Required work:
Give the number of lines in the material below that hold "click", and nothing besides.

[Entries supplied Boundary: Start]

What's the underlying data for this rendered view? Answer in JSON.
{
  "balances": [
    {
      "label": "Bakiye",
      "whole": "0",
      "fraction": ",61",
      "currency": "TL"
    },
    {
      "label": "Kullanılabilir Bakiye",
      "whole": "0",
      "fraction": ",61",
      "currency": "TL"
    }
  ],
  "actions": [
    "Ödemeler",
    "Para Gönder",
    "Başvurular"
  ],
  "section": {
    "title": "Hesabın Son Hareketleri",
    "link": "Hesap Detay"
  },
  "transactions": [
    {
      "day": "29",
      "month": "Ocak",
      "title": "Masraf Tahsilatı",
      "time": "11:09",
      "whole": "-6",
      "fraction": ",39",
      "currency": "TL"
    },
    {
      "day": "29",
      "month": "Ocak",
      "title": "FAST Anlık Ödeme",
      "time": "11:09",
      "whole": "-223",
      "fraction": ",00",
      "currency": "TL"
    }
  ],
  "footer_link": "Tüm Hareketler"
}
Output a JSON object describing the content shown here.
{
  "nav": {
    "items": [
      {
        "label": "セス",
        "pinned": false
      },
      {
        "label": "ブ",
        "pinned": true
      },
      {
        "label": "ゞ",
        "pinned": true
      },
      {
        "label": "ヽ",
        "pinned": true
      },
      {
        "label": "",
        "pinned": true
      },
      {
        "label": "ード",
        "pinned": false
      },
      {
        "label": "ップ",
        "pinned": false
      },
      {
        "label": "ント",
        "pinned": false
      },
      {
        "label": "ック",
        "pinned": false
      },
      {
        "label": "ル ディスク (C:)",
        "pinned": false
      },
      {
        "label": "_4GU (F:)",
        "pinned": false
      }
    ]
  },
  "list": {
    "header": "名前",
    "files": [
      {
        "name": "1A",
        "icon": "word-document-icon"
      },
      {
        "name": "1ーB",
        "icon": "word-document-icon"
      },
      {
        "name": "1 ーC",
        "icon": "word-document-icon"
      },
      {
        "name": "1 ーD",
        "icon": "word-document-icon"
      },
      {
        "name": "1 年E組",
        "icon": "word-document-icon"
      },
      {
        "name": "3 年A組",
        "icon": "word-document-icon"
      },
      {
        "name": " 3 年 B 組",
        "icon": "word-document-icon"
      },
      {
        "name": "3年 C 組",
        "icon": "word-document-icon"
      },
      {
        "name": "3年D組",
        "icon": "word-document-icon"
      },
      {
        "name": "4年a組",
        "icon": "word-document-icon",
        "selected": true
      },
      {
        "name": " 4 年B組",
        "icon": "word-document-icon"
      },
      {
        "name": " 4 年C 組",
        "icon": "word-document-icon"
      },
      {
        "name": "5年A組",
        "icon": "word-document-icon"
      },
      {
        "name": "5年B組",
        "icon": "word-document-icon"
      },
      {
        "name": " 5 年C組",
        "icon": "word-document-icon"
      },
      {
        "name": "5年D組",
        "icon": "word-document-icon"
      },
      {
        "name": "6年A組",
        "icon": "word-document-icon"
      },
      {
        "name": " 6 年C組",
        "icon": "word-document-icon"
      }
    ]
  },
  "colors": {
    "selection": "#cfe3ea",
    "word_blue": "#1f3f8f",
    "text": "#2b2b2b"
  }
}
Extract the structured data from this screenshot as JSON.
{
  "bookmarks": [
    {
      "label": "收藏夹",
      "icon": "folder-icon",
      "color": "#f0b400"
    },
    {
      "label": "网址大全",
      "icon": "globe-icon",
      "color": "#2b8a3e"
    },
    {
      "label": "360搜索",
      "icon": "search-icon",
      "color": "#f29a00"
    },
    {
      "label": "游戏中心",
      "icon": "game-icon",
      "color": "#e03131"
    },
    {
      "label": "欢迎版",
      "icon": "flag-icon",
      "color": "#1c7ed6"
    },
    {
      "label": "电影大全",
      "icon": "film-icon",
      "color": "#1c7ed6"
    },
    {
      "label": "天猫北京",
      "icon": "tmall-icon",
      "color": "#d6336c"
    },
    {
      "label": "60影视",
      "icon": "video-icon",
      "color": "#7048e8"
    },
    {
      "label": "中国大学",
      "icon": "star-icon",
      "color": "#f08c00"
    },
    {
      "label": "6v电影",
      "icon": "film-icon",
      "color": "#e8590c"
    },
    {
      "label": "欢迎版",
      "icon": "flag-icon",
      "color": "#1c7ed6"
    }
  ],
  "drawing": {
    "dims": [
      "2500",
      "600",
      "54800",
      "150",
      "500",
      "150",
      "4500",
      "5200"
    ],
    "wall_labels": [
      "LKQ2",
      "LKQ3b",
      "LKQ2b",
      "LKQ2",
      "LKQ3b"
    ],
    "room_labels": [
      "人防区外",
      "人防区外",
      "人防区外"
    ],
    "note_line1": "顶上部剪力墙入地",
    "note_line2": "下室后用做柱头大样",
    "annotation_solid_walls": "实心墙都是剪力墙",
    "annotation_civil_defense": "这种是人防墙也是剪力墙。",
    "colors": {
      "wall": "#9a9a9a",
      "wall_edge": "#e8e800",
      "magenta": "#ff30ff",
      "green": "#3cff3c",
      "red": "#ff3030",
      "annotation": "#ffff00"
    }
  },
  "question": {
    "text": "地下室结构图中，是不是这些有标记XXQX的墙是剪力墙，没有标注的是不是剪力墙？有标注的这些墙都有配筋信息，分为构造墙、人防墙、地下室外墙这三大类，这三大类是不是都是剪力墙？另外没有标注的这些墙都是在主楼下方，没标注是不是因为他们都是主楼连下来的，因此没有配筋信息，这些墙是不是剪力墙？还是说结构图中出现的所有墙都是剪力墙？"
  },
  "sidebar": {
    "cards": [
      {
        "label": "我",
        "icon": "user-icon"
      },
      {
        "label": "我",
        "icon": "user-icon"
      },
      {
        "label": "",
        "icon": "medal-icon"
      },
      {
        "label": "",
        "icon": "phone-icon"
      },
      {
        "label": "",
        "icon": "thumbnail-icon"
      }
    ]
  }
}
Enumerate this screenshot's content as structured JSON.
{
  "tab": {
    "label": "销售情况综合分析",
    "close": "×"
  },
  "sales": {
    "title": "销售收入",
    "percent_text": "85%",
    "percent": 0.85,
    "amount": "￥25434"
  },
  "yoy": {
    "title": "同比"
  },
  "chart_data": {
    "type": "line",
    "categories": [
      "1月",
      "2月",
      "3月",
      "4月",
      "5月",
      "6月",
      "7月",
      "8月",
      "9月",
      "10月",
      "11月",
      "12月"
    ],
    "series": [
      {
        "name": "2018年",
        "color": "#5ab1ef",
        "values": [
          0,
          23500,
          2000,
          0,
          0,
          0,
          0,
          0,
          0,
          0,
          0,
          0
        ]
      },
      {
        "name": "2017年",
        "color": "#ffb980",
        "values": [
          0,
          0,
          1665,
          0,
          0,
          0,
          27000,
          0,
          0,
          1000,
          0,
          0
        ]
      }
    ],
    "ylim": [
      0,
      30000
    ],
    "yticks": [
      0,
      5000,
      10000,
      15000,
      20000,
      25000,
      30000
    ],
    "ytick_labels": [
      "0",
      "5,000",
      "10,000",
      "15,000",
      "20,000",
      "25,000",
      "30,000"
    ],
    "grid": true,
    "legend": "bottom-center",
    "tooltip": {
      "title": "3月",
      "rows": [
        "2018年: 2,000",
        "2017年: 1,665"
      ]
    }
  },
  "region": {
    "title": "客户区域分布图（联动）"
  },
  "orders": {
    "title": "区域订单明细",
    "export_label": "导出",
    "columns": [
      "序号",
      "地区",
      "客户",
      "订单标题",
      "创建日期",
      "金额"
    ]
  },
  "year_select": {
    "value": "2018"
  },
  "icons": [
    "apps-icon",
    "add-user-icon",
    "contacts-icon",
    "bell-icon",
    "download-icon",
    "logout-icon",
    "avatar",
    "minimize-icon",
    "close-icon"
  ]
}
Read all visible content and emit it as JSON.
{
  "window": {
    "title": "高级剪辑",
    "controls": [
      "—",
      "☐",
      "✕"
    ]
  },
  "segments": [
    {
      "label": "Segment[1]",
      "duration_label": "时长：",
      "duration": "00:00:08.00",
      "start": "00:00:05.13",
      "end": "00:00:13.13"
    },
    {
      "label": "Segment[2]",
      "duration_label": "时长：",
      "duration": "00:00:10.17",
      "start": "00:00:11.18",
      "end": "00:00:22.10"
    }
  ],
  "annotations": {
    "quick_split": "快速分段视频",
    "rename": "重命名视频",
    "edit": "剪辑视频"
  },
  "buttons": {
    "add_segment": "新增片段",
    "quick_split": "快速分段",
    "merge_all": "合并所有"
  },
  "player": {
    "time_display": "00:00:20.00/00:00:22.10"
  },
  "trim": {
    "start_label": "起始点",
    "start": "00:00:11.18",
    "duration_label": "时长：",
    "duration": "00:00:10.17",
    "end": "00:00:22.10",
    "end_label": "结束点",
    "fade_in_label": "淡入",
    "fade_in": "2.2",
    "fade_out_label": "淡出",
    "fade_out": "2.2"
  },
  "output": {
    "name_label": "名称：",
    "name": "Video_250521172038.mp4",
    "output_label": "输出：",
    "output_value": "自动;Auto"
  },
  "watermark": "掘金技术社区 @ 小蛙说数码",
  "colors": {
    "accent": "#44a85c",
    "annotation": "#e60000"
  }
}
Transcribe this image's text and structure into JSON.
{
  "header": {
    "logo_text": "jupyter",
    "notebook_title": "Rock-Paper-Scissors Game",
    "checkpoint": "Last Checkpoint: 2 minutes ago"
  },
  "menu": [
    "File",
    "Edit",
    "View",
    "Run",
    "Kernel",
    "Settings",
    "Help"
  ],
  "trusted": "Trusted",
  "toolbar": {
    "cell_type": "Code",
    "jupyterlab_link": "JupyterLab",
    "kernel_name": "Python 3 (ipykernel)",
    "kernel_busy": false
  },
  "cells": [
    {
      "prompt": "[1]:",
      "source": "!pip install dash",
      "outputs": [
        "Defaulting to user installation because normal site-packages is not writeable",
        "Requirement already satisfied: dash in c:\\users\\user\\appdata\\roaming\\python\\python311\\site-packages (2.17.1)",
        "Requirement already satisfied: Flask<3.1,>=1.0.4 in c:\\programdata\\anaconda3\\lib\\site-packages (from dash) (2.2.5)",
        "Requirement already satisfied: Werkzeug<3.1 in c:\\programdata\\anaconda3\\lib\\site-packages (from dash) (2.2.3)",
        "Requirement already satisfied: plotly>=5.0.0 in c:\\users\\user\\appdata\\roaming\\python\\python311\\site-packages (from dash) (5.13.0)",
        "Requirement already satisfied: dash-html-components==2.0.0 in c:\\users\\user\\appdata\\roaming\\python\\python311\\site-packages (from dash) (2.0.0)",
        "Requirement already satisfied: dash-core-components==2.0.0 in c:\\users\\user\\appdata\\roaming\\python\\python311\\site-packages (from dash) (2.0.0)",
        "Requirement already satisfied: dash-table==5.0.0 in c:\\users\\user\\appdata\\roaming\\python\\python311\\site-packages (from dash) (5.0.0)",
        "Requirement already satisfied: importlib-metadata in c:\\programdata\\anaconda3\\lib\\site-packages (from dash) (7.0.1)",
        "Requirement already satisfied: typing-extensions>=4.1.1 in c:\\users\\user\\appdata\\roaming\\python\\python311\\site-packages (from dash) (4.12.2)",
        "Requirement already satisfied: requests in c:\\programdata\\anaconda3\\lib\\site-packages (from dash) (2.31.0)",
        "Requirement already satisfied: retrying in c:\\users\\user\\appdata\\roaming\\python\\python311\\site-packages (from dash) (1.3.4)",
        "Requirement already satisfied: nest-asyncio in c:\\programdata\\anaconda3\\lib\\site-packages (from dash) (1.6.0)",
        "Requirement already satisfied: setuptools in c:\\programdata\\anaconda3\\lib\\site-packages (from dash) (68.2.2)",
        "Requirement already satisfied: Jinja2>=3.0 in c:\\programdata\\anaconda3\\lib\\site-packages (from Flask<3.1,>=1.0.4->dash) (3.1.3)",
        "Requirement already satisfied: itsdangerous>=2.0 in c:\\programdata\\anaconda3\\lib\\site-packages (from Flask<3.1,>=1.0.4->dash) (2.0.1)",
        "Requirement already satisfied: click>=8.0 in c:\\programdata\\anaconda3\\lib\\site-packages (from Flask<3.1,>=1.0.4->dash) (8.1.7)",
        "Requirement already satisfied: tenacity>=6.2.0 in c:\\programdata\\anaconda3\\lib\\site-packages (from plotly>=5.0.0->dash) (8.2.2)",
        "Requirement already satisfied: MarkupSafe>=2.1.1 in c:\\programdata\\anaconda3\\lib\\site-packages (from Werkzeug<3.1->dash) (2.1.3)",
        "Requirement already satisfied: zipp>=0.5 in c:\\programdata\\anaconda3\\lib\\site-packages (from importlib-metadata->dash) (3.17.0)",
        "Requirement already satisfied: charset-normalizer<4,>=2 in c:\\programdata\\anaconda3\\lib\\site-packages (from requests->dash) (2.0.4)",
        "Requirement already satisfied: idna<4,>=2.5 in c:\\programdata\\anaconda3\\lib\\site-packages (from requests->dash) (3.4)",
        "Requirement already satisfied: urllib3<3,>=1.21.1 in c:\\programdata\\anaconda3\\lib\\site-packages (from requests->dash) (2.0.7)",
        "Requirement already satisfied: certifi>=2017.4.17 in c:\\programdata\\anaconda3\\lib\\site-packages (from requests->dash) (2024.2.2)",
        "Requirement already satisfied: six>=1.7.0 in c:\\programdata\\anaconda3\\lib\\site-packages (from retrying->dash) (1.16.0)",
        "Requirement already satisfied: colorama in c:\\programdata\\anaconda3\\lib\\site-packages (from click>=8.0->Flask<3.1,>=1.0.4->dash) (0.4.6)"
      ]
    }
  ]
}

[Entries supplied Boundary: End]

Response to this task:
2